Greek Referendum

The EuroZone deal, which was put together last week and was prematurely lauded as a success, is beginning to unravel thanks to the decision of the Greek government to hold a referendum on the deal.  The Greeks (Athenians really) gave the world democracy, which comes from two Greek words meaning "mob/people" and "power/rule".  The irony for me is that the whole euro project, which is an entirely undemocratic one, may be dealt a death blow by the power of the people.

The big puzzle for many people seems to be why the EU keeps lurching from deal to another, yet there is no solution in sight.  Are the French and German governments incompetent?  Is the political dynamic within Europe too complex, resulting in gridlock?  My view is the EU elite have known for a long time that Greece (and maybe some others) will have to leave the euro, and they are happy enough to lurch from one unsuccessful deal to another as this allows French and German banks time to prepare for the huge losses they must incur whenever Greece (and others) eventually defaults.  It also allows the ECB time to prepare for Greece's exit from the euro.

Popular posts from this blog

Bitcoin Bubble?

According to Robert Shiller , speaking at Davos, Bitcoin is a perfect example of a bubble - story here . Shiller sees Bitcoin as a backwards step in the evolution of money.   George Selgin , a free banker, takes an opposing view - click here .  Although he doesn't believe that Bitcoin is money, he sees its development as a fascinating turn in the evolution of money. In particular, he lauds the fact that Bitcoin production is constrained and cannot be infinite. There is a short video below where Bitcoin explain how it works.

How Valuable Are Connections?

Daron Acemoglu, Simon Johnson, Amir Kermani, James Kwak and Todd Mitton have written a paper on whether firms connected to Timothy Geithner benefited from these connections. They do so by looking at how stocks of these firms reacted to the announcement that he was a nominee for Treasury Secretary in November 2008. They find that there were large abnormal returns for connected firms. Below is the paper's abstract and the full paper is available here . The announcement of Timothy Geithner as nominee for Treasury Secretary in November 2008 produced a cumulative abnormal return for financial firms with which he had a connection. This return was about 6% after the first full day of trading and about 12% after ten trading days. There were subsequently abnormal negative returns for connected firms when news broke that Geithner's confirmation might be derailed by tax issues. Excess returns for connected firms may reflect the perceived impact of relying on the advice of a small ne

Boom and Bust: A Global History of Financial Bubbles
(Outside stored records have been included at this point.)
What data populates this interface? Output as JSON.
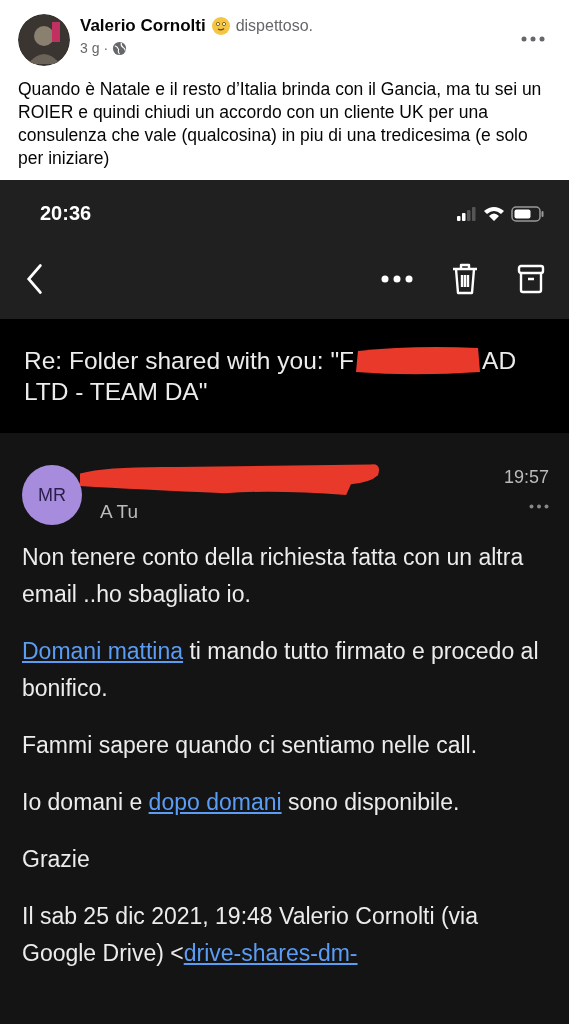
{
  "post": {
    "author": "Valerio Cornolti",
    "feeling": "dispettoso.",
    "time": "3 g",
    "separator": "·",
    "text": "Quando è Natale e il resto d’Italia brinda con il Gancia, ma tu sei un ROIER e quindi chiudi un accordo con un cliente UK per una consulenza che vale (qualcosina) in piu di una tredicesima (e solo per iniziare)"
  },
  "phone": {
    "clock": "20:36"
  },
  "email": {
    "subject_before": "Re: Folder shared with you: \"F",
    "subject_after": "AD LTD - TEAM DA\"",
    "avatar_initials": "MR",
    "recipient": "A Tu",
    "time": "19:57",
    "paragraphs": [
      [
        {
          "kind": "text",
          "text": "Non tenere conto della richiesta fatta con un altra email ..ho sbagliato io."
        }
      ],
      [
        {
          "kind": "link",
          "text": "Domani mattina"
        },
        {
          "kind": "text",
          "text": " ti mando tutto firmato e procedo al bonifico."
        }
      ],
      [
        {
          "kind": "text",
          "text": "Fammi sapere quando ci sentiamo nelle call."
        }
      ],
      [
        {
          "kind": "text",
          "text": "Io domani e "
        },
        {
          "kind": "link",
          "text": "dopo domani"
        },
        {
          "kind": "text",
          "text": " sono disponibile."
        }
      ],
      [
        {
          "kind": "text",
          "text": "Grazie"
        }
      ],
      [
        {
          "kind": "text",
          "text": "Il sab 25 dic 2021, 19:48 Valerio Cornolti (via Google Drive) <"
        },
        {
          "kind": "link",
          "text": "drive-shares-dm-"
        }
      ]
    ]
  }
}
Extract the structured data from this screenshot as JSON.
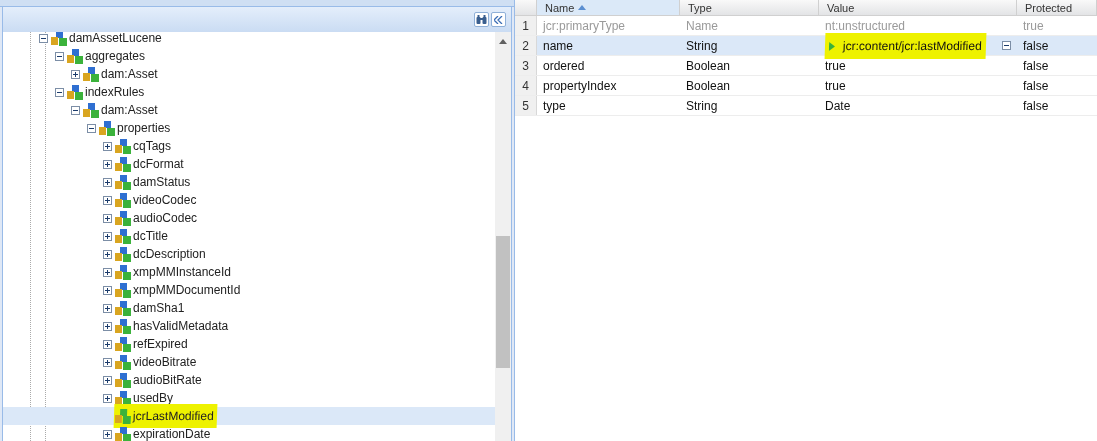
{
  "tree": [
    {
      "label": "damAssetLucene",
      "kind": "node",
      "expanded": true,
      "selected": false,
      "highlighted": false,
      "children": [
        {
          "label": "aggregates",
          "kind": "node",
          "expanded": true,
          "selected": false,
          "highlighted": false,
          "children": [
            {
              "label": "dam:Asset",
              "kind": "node",
              "expanded": false,
              "selected": false,
              "highlighted": false
            }
          ]
        },
        {
          "label": "indexRules",
          "kind": "node",
          "expanded": true,
          "selected": false,
          "highlighted": false,
          "children": [
            {
              "label": "dam:Asset",
              "kind": "node",
              "expanded": true,
              "selected": false,
              "highlighted": false,
              "children": [
                {
                  "label": "properties",
                  "kind": "node",
                  "expanded": true,
                  "selected": false,
                  "highlighted": false,
                  "children": [
                    {
                      "label": "cqTags",
                      "kind": "node",
                      "expanded": false,
                      "selected": false,
                      "highlighted": false
                    },
                    {
                      "label": "dcFormat",
                      "kind": "node",
                      "expanded": false,
                      "selected": false,
                      "highlighted": false
                    },
                    {
                      "label": "damStatus",
                      "kind": "node",
                      "expanded": false,
                      "selected": false,
                      "highlighted": false
                    },
                    {
                      "label": "videoCodec",
                      "kind": "node",
                      "expanded": false,
                      "selected": false,
                      "highlighted": false
                    },
                    {
                      "label": "audioCodec",
                      "kind": "node",
                      "expanded": false,
                      "selected": false,
                      "highlighted": false
                    },
                    {
                      "label": "dcTitle",
                      "kind": "node",
                      "expanded": false,
                      "selected": false,
                      "highlighted": false
                    },
                    {
                      "label": "dcDescription",
                      "kind": "node",
                      "expanded": false,
                      "selected": false,
                      "highlighted": false
                    },
                    {
                      "label": "xmpMMInstanceId",
                      "kind": "node",
                      "expanded": false,
                      "selected": false,
                      "highlighted": false
                    },
                    {
                      "label": "xmpMMDocumentId",
                      "kind": "node",
                      "expanded": false,
                      "selected": false,
                      "highlighted": false
                    },
                    {
                      "label": "damSha1",
                      "kind": "node",
                      "expanded": false,
                      "selected": false,
                      "highlighted": false
                    },
                    {
                      "label": "hasValidMetadata",
                      "kind": "node",
                      "expanded": false,
                      "selected": false,
                      "highlighted": false
                    },
                    {
                      "label": "refExpired",
                      "kind": "node",
                      "expanded": false,
                      "selected": false,
                      "highlighted": false
                    },
                    {
                      "label": "videoBitrate",
                      "kind": "node",
                      "expanded": false,
                      "selected": false,
                      "highlighted": false
                    },
                    {
                      "label": "audioBitRate",
                      "kind": "node",
                      "expanded": false,
                      "selected": false,
                      "highlighted": false
                    },
                    {
                      "label": "usedBy",
                      "kind": "node",
                      "expanded": false,
                      "selected": false,
                      "highlighted": false
                    },
                    {
                      "label": "jcrLastModified",
                      "kind": "leaf",
                      "selected": true,
                      "highlighted": true
                    },
                    {
                      "label": "expirationDate",
                      "kind": "node",
                      "expanded": false,
                      "selected": false,
                      "highlighted": false
                    }
                  ]
                }
              ]
            }
          ]
        }
      ]
    }
  ],
  "table": {
    "columns": [
      {
        "label": "Name",
        "sorted": true
      },
      {
        "label": "Type",
        "sorted": false
      },
      {
        "label": "Value",
        "sorted": false
      },
      {
        "label": "Protected",
        "sorted": false
      }
    ],
    "rows": [
      {
        "number": "1",
        "name": "jcr:primaryType",
        "type": "Name",
        "value": "nt:unstructured",
        "protected": "true",
        "kind": "single",
        "selected": false,
        "disabled": true,
        "highlighted": false
      },
      {
        "number": "2",
        "name": "name",
        "type": "String",
        "value": "jcr:content/jcr:lastModified",
        "protected": "false",
        "kind": "multi",
        "selected": true,
        "disabled": false,
        "highlighted": true
      },
      {
        "number": "3",
        "name": "ordered",
        "type": "Boolean",
        "value": "true",
        "protected": "false",
        "kind": "single",
        "selected": false,
        "disabled": false,
        "highlighted": false
      },
      {
        "number": "4",
        "name": "propertyIndex",
        "type": "Boolean",
        "value": "true",
        "protected": "false",
        "kind": "single",
        "selected": false,
        "disabled": false,
        "highlighted": false
      },
      {
        "number": "5",
        "name": "type",
        "type": "String",
        "value": "Date",
        "protected": "false",
        "kind": "single",
        "selected": false,
        "disabled": false,
        "highlighted": false
      }
    ]
  }
}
Boom and Bust: A Global History of Financial Bubbles, co-authored with my colleague Will Quinn , is forthcoming in August. It is published by Cambridge University Press and is available for pre-order at Amazon , Barnes and Noble , Waterstones and Cambridge University Press .